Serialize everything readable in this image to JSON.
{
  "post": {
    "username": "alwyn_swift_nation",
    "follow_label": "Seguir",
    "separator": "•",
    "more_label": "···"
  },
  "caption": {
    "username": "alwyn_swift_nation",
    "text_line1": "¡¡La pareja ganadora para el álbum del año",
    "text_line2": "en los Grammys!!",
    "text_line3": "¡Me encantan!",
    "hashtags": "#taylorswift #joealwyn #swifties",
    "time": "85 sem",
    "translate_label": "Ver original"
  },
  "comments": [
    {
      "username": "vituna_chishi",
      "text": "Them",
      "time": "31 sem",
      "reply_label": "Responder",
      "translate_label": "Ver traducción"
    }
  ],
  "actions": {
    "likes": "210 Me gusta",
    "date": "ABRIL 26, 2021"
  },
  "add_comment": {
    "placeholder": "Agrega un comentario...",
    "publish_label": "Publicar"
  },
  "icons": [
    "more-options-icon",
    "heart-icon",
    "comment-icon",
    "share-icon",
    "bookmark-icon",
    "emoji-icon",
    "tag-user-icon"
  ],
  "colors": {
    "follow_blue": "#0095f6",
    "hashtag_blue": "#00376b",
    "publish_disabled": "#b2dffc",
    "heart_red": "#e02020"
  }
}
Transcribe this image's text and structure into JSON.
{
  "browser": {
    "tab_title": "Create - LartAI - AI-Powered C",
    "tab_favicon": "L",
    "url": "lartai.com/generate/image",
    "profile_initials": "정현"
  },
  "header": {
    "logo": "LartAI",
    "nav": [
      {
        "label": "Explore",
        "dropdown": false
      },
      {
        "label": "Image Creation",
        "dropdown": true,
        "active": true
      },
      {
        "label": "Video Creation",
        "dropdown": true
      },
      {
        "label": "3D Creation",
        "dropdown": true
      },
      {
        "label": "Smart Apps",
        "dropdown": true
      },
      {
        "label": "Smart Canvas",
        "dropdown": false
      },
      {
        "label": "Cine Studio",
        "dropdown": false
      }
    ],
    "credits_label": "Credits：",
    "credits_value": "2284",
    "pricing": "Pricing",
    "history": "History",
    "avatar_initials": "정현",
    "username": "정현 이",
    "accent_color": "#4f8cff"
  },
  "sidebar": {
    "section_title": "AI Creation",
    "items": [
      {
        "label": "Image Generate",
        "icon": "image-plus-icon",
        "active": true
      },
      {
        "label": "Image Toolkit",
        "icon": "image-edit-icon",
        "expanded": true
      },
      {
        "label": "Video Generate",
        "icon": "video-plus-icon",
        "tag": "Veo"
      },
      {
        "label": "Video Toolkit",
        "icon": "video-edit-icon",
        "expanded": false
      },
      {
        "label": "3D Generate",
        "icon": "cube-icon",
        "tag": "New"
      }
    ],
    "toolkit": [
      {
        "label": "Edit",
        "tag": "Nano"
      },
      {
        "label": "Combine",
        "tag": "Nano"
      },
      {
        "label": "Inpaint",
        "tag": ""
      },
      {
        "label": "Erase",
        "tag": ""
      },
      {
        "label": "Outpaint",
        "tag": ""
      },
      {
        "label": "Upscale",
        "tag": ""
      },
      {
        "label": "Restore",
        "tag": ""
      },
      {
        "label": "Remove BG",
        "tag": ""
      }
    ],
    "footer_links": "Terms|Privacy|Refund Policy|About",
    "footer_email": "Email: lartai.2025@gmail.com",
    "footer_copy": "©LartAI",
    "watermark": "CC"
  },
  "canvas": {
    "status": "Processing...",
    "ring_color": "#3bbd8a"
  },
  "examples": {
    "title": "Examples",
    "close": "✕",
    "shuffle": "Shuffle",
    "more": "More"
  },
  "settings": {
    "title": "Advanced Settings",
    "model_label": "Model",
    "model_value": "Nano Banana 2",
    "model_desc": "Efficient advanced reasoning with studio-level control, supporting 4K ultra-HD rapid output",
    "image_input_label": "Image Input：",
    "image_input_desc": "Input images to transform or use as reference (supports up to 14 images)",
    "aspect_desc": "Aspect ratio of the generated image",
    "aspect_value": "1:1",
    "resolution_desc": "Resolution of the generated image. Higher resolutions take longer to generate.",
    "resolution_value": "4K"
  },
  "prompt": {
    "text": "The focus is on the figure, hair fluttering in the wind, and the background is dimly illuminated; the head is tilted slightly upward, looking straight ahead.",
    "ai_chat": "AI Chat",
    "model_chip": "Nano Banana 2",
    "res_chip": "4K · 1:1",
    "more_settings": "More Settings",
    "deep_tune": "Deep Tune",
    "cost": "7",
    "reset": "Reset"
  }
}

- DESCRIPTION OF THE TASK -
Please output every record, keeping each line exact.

- EXERCISE RESPONSE -
Serialize everything readable in this image to JSON.
{
  "post": {
    "username": "alwyn_swift_nation",
    "follow_label": "Seguir",
    "separator": "•",
    "more_label": "···"
  },
  "caption": {
    "username": "alwyn_swift_nation",
    "text_line1": "¡¡La pareja ganadora para el álbum del año",
    "text_line2": "en los Grammys!!",
    "text_line3": "¡Me encantan!",
    "hashtags": "#taylorswift #joealwyn #swifties",
    "time": "85 sem",
    "translate_label": "Ver original"
  },
  "comments": [
    {
      "username": "vituna_chishi",
      "text": "Them",
      "time": "31 sem",
      "reply_label": "Responder",
      "translate_label": "Ver traducción"
    }
  ],
  "actions": {
    "likes": "210 Me gusta",
    "date": "ABRIL 26, 2021"
  },
  "add_comment": {
    "placeholder": "Agrega un comentario...",
    "publish_label": "Publicar"
  },
  "icons": [
    "more-options-icon",
    "heart-icon",
    "comment-icon",
    "share-icon",
    "bookmark-icon",
    "emoji-icon",
    "tag-user-icon"
  ],
  "colors": {
    "follow_blue": "#0095f6",
    "hashtag_blue": "#00376b",
    "publish_disabled": "#b2dffc",
    "heart_red": "#e02020"
  }
}
Transcribe this image's text and structure into JSON.
{
  "browser": {
    "tab_title": "Create - LartAI - AI-Powered C",
    "tab_favicon": "L",
    "url": "lartai.com/generate/image",
    "profile_initials": "정현"
  },
  "header": {
    "logo": "LartAI",
    "nav": [
      {
        "label": "Explore",
        "dropdown": false
      },
      {
        "label": "Image Creation",
        "dropdown": true,
        "active": true
      },
      {
        "label": "Video Creation",
        "dropdown": true
      },
      {
        "label": "3D Creation",
        "dropdown": true
      },
      {
        "label": "Smart Apps",
        "dropdown": true
      },
      {
        "label": "Smart Canvas",
        "dropdown": false
      },
      {
        "label": "Cine Studio",
        "dropdown": false
      }
    ],
    "credits_label": "Credits：",
    "credits_value": "2284",
    "pricing": "Pricing",
    "history": "History",
    "avatar_initials": "정현",
    "username": "정현 이",
    "accent_color": "#4f8cff"
  },
  "sidebar": {
    "section_title": "AI Creation",
    "items": [
      {
        "label": "Image Generate",
        "icon": "image-plus-icon",
        "active": true
      },
      {
        "label": "Image Toolkit",
        "icon": "image-edit-icon",
        "expanded": true
      },
      {
        "label": "Video Generate",
        "icon": "video-plus-icon",
        "tag": "Veo"
      },
      {
        "label": "Video Toolkit",
        "icon": "video-edit-icon",
        "expanded": false
      },
      {
        "label": "3D Generate",
        "icon": "cube-icon",
        "tag": "New"
      }
    ],
    "toolkit": [
      {
        "label": "Edit",
        "tag": "Nano"
      },
      {
        "label": "Combine",
        "tag": "Nano"
      },
      {
        "label": "Inpaint",
        "tag": ""
      },
      {
        "label": "Erase",
        "tag": ""
      },
      {
        "label": "Outpaint",
        "tag": ""
      },
      {
        "label": "Upscale",
        "tag": ""
      },
      {
        "label": "Restore",
        "tag": ""
      },
      {
        "label": "Remove BG",
        "tag": ""
      }
    ],
    "footer_links": "Terms|Privacy|Refund Policy|About",
    "footer_email": "Email: lartai.2025@gmail.com",
    "footer_copy": "©LartAI",
    "watermark": "CC"
  },
  "canvas": {
    "status": "Processing...",
    "ring_color": "#3bbd8a"
  },
  "examples": {
    "title": "Examples",
    "close": "✕",
    "shuffle": "Shuffle",
    "more": "More"
  },
  "settings": {
    "title": "Advanced Settings",
    "model_label": "Model",
    "model_value": "Nano Banana 2",
    "model_desc": "Efficient advanced reasoning with studio-level control, supporting 4K ultra-HD rapid output",
    "image_input_label": "Image Input：",
    "image_input_desc": "Input images to transform or use as reference (supports up to 14 images)",
    "aspect_desc": "Aspect ratio of the generated image",
    "aspect_value": "1:1",
    "resolution_desc": "Resolution of the generated image. Higher resolutions take longer to generate.",
    "resolution_value": "4K"
  },
  "prompt": {
    "text": "The focus is on the figure, hair fluttering in the wind, and the background is dimly illuminated; the head is tilted slightly upward, looking straight ahead.",
    "ai_chat": "AI Chat",
    "model_chip": "Nano Banana 2",
    "res_chip": "4K · 1:1",
    "more_settings": "More Settings",
    "deep_tune": "Deep Tune",
    "cost": "7",
    "reset": "Reset"
  }
}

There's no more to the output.